Most notably, to name a few: Amazon, Paypal.com, and Mastercard have all discontinued services to the whistleblower institution.  However, their actions have prompted special support from others – and not just from Ron Paul, The Progressive Librarians Guild, The ACLU and Michael Moore – but also from the rogue internet group, Anonymous. (Their Twitter, or one of them.)

Dubbed “Operation: Payback” for the avenging of Assange, the so-called internet gathering group has published in their press release that their motivations behind attacking major institutions’ websites (PayPal, Mastercard, Visa) were more symbolically used to sully their “public face[s]” rather than obtain any illicit information. Instead they have sought attention by slowing the networks down rather than disarming them. You can view their manifesto here. A series of DDos attacks inconvenienced,  but did not truly harm the corporate sites.  Since then, Anonymous has backed down according to the press release due to fear of negative associations with putting a blockage in cheery holiday shopping. Indeed, that will dampen their reputation… but it’s not so sure Assange would really revel in their cowardice as he appears to hold bravery in high esteem, per his revealed OKCupid profile. At any rate, here’s how they did it, and where they gather.

Still, businesses are now called to prepare themselves for a hacktivist backlash,– the fear seemingly sending a warning message to major corporations with ties to Wikileaks to remain compliant with them. And yet, guess who’s NOT cutting ties with WikiLeaks- (perhaps due to extraordinary traffic, I’d posit!?) – Twitter. From computerweekly.com‘s website:

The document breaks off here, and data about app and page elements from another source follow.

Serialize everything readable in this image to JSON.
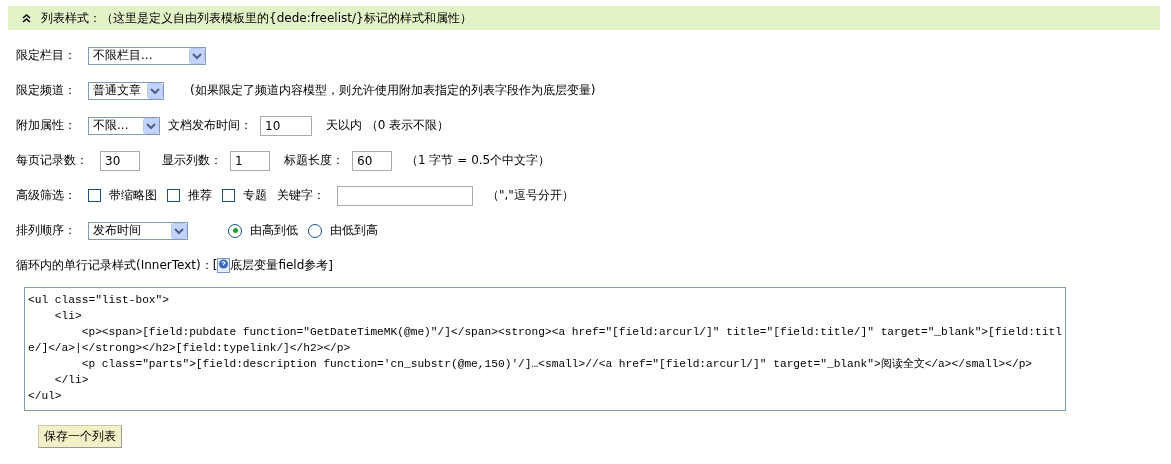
{
  "header": {
    "title": "列表样式：（这里是定义自由列表模板里的{dede:freelist/}标记的样式和属性）",
    "expanded": true
  },
  "category": {
    "label": "限定栏目：",
    "value": "不限栏目..."
  },
  "channel": {
    "label": "限定频道：",
    "value": "普通文章",
    "note": "(如果限定了频道内容模型，则允许使用附加表指定的列表字段作为底层变量)"
  },
  "attributes": {
    "label": "附加属性：",
    "value": "不限...",
    "time_label": "文档发布时间：",
    "time_value": "10",
    "time_note": "天以内 （0 表示不限）"
  },
  "paging": {
    "label": "每页记录数：",
    "value": "30",
    "columns_label": "显示列数：",
    "columns_value": "1",
    "title_label": "标题长度：",
    "title_value": "60",
    "note": "（1 字节 = 0.5个中文字）"
  },
  "filters": {
    "label": "高级筛选：",
    "options": [
      {
        "label": "带缩略图",
        "checked": false
      },
      {
        "label": "推荐",
        "checked": false
      },
      {
        "label": "专题",
        "checked": false
      }
    ],
    "keyword_label": "关键字：",
    "keyword_note": "（\",\"逗号分开）"
  },
  "sort": {
    "label": "排列顺序：",
    "value": "发布时间",
    "orders": [
      {
        "label": "由高到低",
        "selected": true
      },
      {
        "label": "由低到高",
        "selected": false
      }
    ]
  },
  "inner_text": {
    "label": "循环内的单行记录样式(InnerText)：[",
    "link": "底层变量field参考",
    "close": "]"
  },
  "template": {
    "value": "<ul class=\"list-box\">\n    <li>\n        <p><span>[field:pubdate function=\"GetDateTimeMK(@me)\"/]</span><strong><a href=\"[field:arcurl/]\" title=\"[field:title/]\" target=\"_blank\">[field:title/]</a>|</strong></h2>[field:typelink/]</h2></p>\n        <p class=\"parts\">[field:description function='cn_substr(@me,150)'/]…<small>//<a href=\"[field:arcurl/]\" target=\"_blank\">阅读全文</a></small></p>\n    </li>\n</ul>"
  },
  "save_button": "保存一个列表"
}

Twitter is thought to be next in line, following accusations that it has blocked Wikileaks from trending on its microblogging site. The company denied it had done so in a blog post yesterday. “This week, people are wondering about Wikileaks, with some asking if Twitter has blocked #wikileaks, #cablegate or other related topics from appearing in the list of top trends,” said the firm. “The answer: absolutely not. In fact, some of these terms, including #wikileaks and #cablegate, have previously trended either worldwide or in specific locations.”

It would appear that WikiLeaks has been cautious about the releasing- a negligible percentage has actually been made public out of the total- some of Assange’s colleagues have become estranged. The New York Times reports: “In recent months, some of Mr. Assange’s closest associates in WikiLeaks abandoned him, calling him autocratic and capricious and accusing him of reneging on WikiLeaks’s original pledge of impartiality to launch a concerted attack on the United States.”

With lessened support from those working closely to him, he has still garnered massive following from cyber groups and fans online and off. While some people are branding him a high-tech terrorist, others idolize Assange as a messiah for free speech and transparency. Currently, what remains to be answered is: are the rape allegations a ploy to get Assange into custody to prosecute him for espionage and publishing documents illegally or legitimate complaints of rape by these Swedish women?

Disregarding the sensationalized celebrity status that he has gained is an even more pressing issue.  His fate is now rather inconsequential concerning the documents themselves because of the purported torrent, so we face the question of the documents themselves.  At the moment, it is unsure what the content of the new cables will be. I would propose that juicier, more scathing and significant information will be distributed with time.

Will the cyberwars continue? How will US foreign policy be changed? What about security measures? The implications could be potentially be tremendous.  Unfortunately, though the corruptions on display might outweigh purported costs of embarrassment for the US, the point that critics swear by is that WikiLeaks’ exposed cables will essentially make a blaring target out of the US for terrorist groups.

Here’s an opinion on why WikiLeaks is actually counterprodcutive to its goals of long-lasting transparency, argues one, and why WikiLeaks is a “good thing.” Hit refresh. And if you’d rather see the cables themselves, check out some summaries here and what looks like an authentic mirror site of the cablegate.

Claire Lumiere